Website and app data records
============================================================
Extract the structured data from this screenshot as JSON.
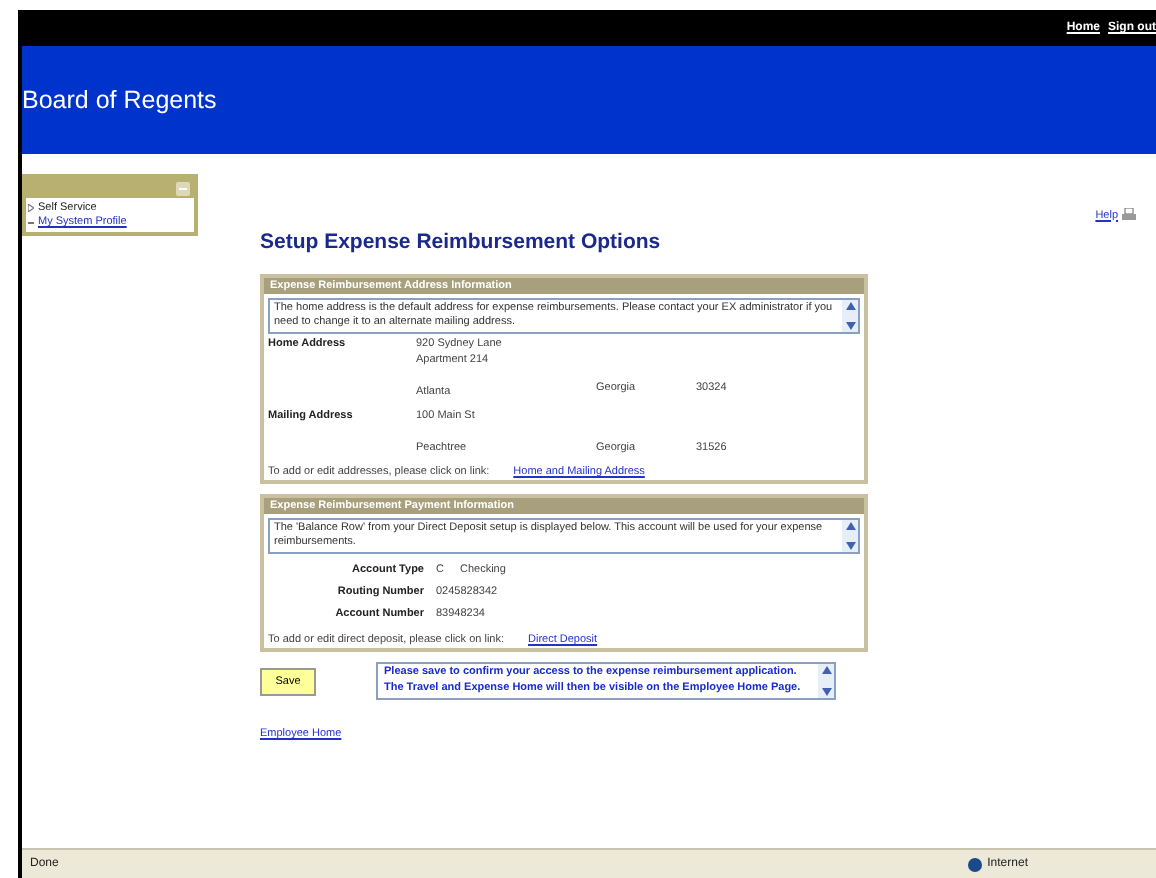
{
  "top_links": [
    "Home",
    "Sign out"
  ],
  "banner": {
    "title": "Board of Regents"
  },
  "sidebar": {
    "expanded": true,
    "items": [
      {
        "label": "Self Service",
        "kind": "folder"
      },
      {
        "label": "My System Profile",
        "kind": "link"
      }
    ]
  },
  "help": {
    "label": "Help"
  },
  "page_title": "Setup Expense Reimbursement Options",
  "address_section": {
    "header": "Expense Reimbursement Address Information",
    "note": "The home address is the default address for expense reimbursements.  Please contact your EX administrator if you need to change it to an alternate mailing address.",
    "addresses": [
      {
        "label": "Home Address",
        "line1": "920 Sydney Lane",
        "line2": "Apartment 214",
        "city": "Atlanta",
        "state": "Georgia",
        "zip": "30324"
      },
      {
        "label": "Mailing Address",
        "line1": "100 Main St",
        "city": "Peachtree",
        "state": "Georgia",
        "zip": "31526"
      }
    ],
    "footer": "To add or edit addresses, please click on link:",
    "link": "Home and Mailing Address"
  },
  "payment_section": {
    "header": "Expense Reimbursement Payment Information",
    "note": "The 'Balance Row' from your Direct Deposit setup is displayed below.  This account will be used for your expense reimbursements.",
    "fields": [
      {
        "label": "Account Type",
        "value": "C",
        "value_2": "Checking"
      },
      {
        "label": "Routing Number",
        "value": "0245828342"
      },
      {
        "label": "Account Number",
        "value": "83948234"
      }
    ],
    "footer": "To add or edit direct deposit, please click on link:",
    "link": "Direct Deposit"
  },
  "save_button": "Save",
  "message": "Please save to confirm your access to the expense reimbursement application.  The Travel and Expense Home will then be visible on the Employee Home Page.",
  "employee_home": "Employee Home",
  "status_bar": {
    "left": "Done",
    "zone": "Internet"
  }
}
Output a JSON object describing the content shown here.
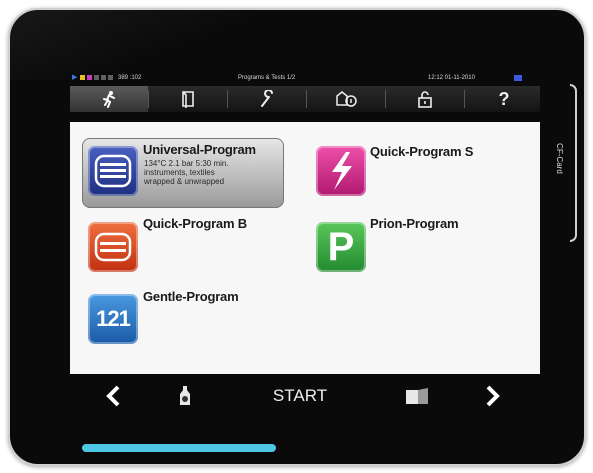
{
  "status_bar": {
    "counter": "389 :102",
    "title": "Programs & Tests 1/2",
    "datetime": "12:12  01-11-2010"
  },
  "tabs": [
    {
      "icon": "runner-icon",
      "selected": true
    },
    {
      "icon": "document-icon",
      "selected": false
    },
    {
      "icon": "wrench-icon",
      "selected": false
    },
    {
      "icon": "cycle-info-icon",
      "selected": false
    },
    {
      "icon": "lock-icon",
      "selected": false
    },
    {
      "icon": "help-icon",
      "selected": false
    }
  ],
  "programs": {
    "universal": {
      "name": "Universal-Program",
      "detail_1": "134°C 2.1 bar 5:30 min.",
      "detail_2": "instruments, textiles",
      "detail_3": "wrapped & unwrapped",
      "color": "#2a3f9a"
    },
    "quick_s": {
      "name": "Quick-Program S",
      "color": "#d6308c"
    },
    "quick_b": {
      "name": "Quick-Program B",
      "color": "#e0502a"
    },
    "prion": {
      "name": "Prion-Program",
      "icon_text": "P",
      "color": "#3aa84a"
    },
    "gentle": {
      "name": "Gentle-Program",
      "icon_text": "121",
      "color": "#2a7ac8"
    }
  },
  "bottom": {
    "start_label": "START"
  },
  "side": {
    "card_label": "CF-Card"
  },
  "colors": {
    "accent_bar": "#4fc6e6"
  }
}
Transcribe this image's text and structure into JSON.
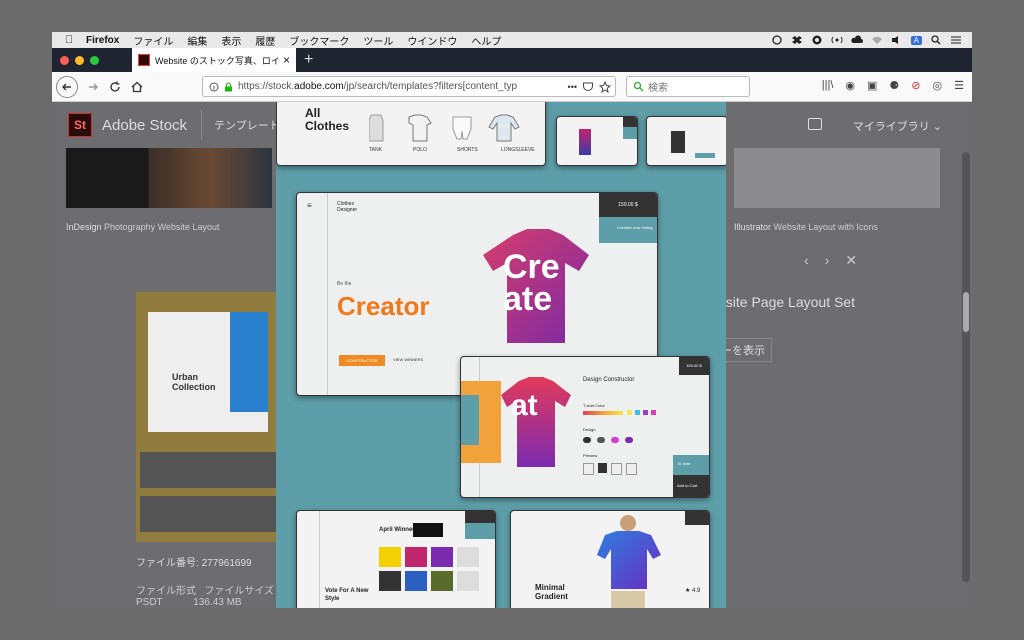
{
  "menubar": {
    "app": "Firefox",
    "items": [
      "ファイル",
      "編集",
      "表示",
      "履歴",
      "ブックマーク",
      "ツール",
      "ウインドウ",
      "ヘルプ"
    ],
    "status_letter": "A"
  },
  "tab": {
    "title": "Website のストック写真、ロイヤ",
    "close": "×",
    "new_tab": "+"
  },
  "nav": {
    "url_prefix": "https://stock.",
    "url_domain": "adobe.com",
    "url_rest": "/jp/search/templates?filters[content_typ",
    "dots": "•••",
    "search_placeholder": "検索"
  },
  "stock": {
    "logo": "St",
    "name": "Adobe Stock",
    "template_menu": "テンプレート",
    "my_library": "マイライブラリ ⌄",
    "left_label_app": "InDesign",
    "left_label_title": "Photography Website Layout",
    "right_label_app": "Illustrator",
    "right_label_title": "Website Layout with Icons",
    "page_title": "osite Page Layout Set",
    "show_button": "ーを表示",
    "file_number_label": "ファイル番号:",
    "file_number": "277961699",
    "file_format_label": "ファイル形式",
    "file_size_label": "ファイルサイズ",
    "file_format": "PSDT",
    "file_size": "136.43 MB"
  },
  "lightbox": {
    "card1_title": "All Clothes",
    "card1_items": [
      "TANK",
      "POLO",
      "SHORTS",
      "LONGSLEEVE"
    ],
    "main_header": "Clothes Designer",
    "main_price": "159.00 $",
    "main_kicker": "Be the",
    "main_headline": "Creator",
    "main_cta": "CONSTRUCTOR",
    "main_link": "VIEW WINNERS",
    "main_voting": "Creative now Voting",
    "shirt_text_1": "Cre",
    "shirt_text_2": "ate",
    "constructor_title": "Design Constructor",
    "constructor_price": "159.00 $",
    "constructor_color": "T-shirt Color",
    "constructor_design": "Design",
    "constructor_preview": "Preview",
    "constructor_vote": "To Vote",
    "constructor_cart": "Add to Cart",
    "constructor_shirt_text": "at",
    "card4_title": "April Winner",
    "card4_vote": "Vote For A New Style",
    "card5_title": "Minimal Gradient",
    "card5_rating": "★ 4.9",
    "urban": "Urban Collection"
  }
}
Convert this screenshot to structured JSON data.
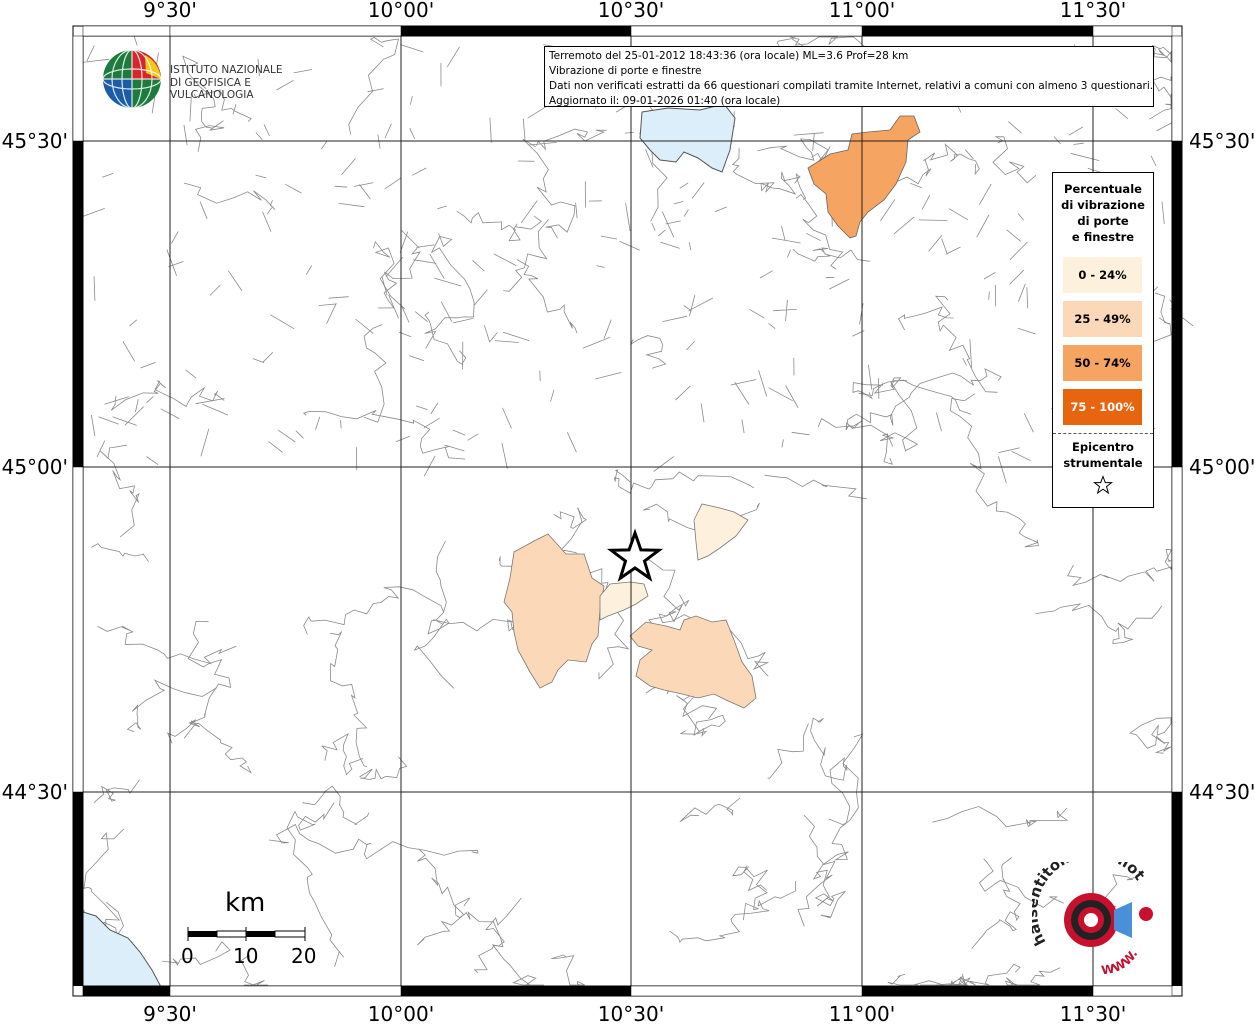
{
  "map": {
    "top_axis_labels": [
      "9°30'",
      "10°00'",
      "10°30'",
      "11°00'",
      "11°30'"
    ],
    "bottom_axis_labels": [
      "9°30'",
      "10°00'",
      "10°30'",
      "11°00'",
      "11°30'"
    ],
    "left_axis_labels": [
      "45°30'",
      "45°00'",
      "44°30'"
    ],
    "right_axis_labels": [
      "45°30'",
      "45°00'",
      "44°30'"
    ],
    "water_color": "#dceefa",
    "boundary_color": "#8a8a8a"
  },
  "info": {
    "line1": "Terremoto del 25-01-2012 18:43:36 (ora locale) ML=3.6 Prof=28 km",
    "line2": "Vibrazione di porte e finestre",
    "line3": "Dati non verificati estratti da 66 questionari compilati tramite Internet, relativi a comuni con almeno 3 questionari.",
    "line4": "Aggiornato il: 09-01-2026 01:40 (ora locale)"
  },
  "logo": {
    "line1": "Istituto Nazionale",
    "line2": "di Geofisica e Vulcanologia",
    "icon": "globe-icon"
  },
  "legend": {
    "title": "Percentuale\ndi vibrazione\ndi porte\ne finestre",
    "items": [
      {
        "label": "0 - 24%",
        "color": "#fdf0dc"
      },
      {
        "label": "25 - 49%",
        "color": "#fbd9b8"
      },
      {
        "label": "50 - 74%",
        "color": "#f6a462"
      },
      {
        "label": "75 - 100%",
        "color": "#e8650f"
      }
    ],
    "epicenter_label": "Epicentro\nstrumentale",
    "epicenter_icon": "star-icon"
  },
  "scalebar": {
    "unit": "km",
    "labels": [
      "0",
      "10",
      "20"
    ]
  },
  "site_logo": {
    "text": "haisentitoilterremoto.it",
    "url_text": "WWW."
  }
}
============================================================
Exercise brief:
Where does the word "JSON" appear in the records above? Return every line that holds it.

Reply:
Extract the structured data from this screenshot as JSON.
Output a JSON object describing the content shown here.
Transcribe this image's text and structure into JSON.
Convert this screenshot to structured JSON data.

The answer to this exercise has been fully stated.